Interface dataset entries:
Start of Block

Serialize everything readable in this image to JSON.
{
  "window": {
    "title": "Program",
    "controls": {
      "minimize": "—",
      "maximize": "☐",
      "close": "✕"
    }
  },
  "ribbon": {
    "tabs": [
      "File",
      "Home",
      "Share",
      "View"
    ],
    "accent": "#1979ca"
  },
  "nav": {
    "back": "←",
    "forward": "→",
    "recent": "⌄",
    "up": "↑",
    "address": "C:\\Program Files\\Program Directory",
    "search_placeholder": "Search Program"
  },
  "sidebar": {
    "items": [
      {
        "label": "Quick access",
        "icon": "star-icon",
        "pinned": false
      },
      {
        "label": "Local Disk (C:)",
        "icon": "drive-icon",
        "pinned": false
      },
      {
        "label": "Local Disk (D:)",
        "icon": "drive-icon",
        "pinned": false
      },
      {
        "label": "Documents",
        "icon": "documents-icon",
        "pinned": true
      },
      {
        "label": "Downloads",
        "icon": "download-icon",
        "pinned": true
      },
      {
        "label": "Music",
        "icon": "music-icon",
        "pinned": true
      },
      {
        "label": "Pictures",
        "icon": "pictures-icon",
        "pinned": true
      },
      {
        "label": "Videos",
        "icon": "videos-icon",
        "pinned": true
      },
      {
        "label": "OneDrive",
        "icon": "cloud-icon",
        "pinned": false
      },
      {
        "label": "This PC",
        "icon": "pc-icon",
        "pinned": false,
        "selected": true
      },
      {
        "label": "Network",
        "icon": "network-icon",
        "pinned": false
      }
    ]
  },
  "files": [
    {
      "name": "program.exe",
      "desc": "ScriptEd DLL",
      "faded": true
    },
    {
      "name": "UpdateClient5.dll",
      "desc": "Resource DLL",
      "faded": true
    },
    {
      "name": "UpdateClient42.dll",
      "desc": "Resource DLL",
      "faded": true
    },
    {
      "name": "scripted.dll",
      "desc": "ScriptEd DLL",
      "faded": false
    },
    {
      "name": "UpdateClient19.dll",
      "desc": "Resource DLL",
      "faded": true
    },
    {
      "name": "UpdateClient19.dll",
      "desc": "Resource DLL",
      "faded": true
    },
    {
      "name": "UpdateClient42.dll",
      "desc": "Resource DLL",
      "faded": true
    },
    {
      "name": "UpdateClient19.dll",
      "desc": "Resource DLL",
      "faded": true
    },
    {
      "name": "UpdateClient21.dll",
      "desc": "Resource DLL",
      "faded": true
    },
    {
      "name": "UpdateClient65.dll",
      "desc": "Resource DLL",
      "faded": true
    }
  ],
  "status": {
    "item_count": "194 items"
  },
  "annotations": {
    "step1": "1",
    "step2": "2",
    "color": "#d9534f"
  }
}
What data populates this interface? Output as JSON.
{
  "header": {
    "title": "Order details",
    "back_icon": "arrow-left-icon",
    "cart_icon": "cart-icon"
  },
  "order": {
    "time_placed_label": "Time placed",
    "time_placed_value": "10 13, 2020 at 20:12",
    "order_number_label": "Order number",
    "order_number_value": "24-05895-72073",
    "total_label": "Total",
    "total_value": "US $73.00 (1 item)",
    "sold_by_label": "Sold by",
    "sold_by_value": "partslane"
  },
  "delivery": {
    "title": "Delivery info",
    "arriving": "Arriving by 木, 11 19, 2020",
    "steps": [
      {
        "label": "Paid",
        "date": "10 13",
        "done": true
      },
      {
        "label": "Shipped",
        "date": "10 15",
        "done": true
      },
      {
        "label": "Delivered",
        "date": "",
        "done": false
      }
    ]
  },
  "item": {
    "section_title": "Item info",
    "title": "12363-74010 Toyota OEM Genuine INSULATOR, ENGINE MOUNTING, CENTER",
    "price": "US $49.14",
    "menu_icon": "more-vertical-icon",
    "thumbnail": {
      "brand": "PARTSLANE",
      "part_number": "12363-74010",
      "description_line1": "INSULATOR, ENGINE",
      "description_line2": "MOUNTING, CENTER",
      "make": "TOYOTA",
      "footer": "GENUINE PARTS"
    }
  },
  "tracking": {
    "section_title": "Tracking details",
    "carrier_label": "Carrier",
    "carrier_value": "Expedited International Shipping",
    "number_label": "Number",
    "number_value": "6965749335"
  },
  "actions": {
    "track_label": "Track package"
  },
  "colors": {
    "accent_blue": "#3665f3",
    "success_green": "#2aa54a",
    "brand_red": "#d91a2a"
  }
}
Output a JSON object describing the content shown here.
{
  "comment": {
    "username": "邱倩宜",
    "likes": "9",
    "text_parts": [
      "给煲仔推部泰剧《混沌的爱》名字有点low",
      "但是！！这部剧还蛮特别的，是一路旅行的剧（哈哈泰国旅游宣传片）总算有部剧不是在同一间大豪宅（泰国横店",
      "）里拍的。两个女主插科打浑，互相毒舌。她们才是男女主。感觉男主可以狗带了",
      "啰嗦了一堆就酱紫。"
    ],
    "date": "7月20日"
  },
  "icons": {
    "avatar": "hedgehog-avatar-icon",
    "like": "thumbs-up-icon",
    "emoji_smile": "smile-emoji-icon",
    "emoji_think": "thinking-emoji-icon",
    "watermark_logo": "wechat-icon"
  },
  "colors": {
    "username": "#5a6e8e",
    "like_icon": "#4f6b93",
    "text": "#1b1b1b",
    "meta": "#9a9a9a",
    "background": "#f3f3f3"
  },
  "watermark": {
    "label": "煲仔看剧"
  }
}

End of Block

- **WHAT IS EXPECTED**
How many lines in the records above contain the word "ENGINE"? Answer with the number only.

- **EXERCISE SOLUTION**
2